In an interview at the 2019 OncLive® State of the Science Summit™ on Gastrointestinal Malignancies, Zalupski shed light on the current treatment landscape of advanced gastric cancer and the numerous challenges that remain.
OncLive: How has the TAGS trial impacted the advanced gastric cancer landscape?
Zalupski: TAGS was a phase III placebo-controlled trial evaluating the use of TAS-102 in metastatic gastric cancer. These were patients who had to have failed at least 2 regimens, so they were considered chemotherapy-refractory. The trial was a 2:1 randomization of either TAS-102 or placebo. The trial met its primary endpoint in improving OS. In a practical way, this provides another line of therapy that's been shown to increase survival in patients with advanced gastric cancer. TAS-102 is also a tolerable treatment in general.
However, it is insufficient from a patient's or provider's perspective because the time on treatment remained less than 6 months. Nonetheless, it still represents another active agent for consideration in the therapy of our patients.
What are the next steps for this drug?
The next steps will probably involve pairing the drug with other chemotherapies, most obviously oxaliplatin. Use of the treatment in earlier settings—first- and second-line therapy—will also be studied.
What did the KEYNOTE-061 trial inform about the use of immunotherapy in gastric cancer?
The intent of the trial was to demonstrate the value of PD-1 antibody therapy in patients with metastatic gastric cancer. This therapy was compared with chemotherapy. However, the study did not demonstrate that immunotherapy was useful in the second-line setting. This was particularly the case for unselected patients and in patients who had PD-L1 positivity on staining. There was a small fraction of patients who appears to have some benefit from PD-1 antibody therapy, but a large majority of patients had no benefit.
If we focus in on patients who have high combined positive score or microsatellite instability—high tumors, anti–PD-1 therapy might be useful. Combining immunotherapy with chemotherapy in the second-line setting might be useful, but ongoing trials will further define its use and value.
What is the role of ramucirumab in this space?
It is FDA approved for use in the second-line setting, either alone in or combination with chemotherapy.
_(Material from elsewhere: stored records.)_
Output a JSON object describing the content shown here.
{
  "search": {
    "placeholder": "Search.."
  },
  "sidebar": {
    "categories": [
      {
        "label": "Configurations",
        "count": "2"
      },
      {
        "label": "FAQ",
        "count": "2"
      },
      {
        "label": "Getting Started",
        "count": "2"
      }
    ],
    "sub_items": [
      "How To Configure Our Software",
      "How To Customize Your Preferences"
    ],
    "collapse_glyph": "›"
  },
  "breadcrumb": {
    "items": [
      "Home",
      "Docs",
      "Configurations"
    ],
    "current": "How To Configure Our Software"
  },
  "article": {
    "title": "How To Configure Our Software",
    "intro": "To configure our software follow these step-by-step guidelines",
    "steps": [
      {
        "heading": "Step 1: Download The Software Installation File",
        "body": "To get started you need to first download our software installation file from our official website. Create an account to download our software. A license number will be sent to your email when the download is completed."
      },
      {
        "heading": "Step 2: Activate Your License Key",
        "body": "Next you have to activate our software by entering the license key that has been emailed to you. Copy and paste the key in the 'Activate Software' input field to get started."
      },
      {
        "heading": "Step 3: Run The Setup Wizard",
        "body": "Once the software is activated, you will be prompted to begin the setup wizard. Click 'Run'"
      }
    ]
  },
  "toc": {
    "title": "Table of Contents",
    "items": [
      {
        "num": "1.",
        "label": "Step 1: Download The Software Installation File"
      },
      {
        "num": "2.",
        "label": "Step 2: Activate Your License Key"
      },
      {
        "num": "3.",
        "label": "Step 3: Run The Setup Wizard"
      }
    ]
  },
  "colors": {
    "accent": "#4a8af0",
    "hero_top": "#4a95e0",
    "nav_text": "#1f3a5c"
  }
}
Ramucirumab does increase OS, PFS, and response rates compared with placebo or chemotherapy alone; it does have value. Ramucirumab was also tested in the frontline setting, but it failed to show an improvement in survival. As such, antiangiogenic therapy remains of undefined value for the frontline treatment of advanced gastric cancer.
Are there any promising therapies under investigation?
Based on a randomized phase II study, a monoclonal antibody called zolbetuximab (IMAB362) looks promising. It is currently under investigation in the frontline setting with either FOLFOX or CAPOX.
One of the themes of this State of the Science Summit™ was genetic testing. How prominent is its use in gastric cancer?
It's not so much genetic testing as it is the assessment of molecular characteristics that help define who might benefit from agent “X” or “Y.” In gastric cancer, genomic testing is still fairly limited compared with some other diseases, such as colorectal cancer or lung cancer.
How has the outlook for these patients improved over the last decade?
We have identified new therapies, including targeted therapies or monoclonal antibodies that have definite value for a subset of patients. We have defined second-line therapies that are useful and third-line therapies that have value. However, as with many advanced or metastatic epithelial malignancies, our treatments stop short of curing or helping a majority of patients. From a physician's perspective, we are totally insufficient in what we can offer patients with advanced disease.